* _Data supplied_:
____
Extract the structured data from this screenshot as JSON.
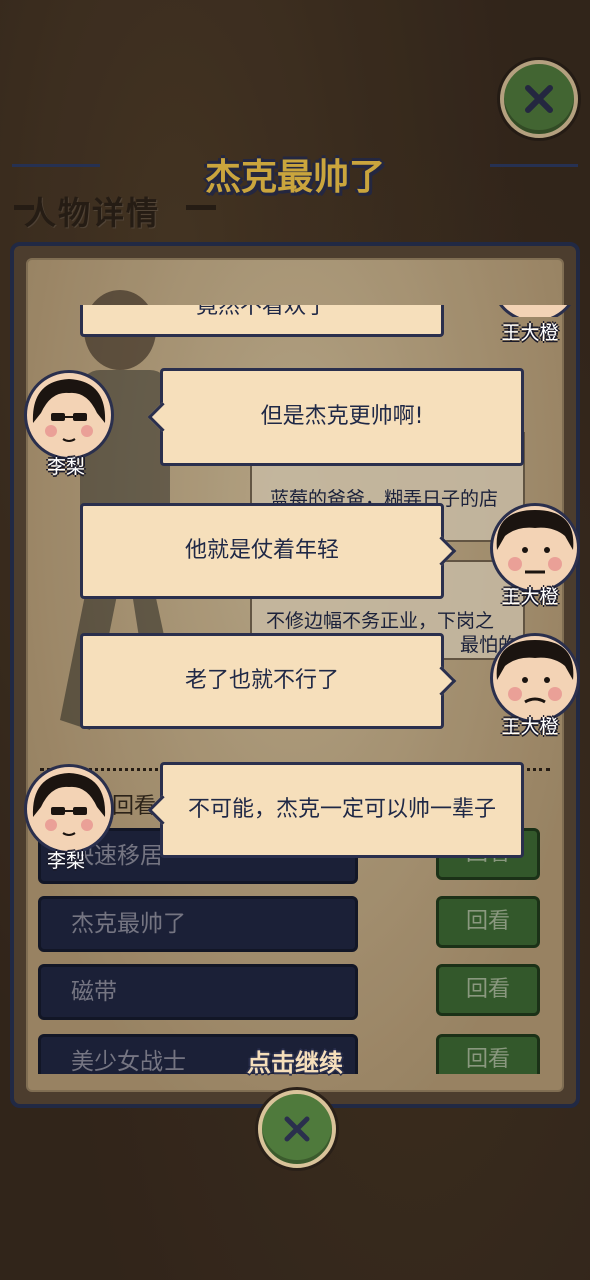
{
  "page_title": "杰克最帅了",
  "section_label": "人物详情",
  "info_lines": {
    "line1": "蓝莓的爸爸，糊弄日子的店",
    "line2": "不修边幅不务正业，下岗之",
    "line3": "最怕的"
  },
  "list_rows": [
    {
      "name": "快速移居",
      "button": "回看"
    },
    {
      "name": "杰克最帅了",
      "button": "回看"
    },
    {
      "name": "磁带",
      "button": "回看"
    },
    {
      "name": "美少女战士",
      "button": "回看"
    }
  ],
  "list_header_partial": "回看",
  "dialogue": [
    {
      "speaker": "王大橙",
      "text": "竟然不看欢了"
    },
    {
      "speaker": "李梨",
      "text": "但是杰克更帅啊!"
    },
    {
      "speaker": "王大橙",
      "text": "他就是仗着年轻"
    },
    {
      "speaker": "王大橙",
      "text": "老了也就不行了"
    },
    {
      "speaker": "李梨",
      "text": "不可能，杰克一定可以帅一辈子"
    }
  ],
  "continue_label": "点击继续",
  "colors": {
    "title": "#f4c84a",
    "bubble": "#f6dfbb",
    "outline": "#2a2f4d",
    "button_green": "#4f7a3c"
  },
  "icons": {
    "close": "close-x-icon"
  }
}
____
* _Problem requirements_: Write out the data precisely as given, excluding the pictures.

* _The completed task_:
Extract the structured data from this screenshot as JSON.
{
  "page_title": "杰克最帅了",
  "section_label": "人物详情",
  "info_lines": {
    "line1": "蓝莓的爸爸，糊弄日子的店",
    "line2": "不修边幅不务正业，下岗之",
    "line3": "最怕的"
  },
  "list_rows": [
    {
      "name": "快速移居",
      "button": "回看"
    },
    {
      "name": "杰克最帅了",
      "button": "回看"
    },
    {
      "name": "磁带",
      "button": "回看"
    },
    {
      "name": "美少女战士",
      "button": "回看"
    }
  ],
  "list_header_partial": "回看",
  "dialogue": [
    {
      "speaker": "王大橙",
      "text": "竟然不看欢了"
    },
    {
      "speaker": "李梨",
      "text": "但是杰克更帅啊!"
    },
    {
      "speaker": "王大橙",
      "text": "他就是仗着年轻"
    },
    {
      "speaker": "王大橙",
      "text": "老了也就不行了"
    },
    {
      "speaker": "李梨",
      "text": "不可能，杰克一定可以帅一辈子"
    }
  ],
  "continue_label": "点击继续",
  "colors": {
    "title": "#f4c84a",
    "bubble": "#f6dfbb",
    "outline": "#2a2f4d",
    "button_green": "#4f7a3c"
  },
  "icons": {
    "close": "close-x-icon"
  }
}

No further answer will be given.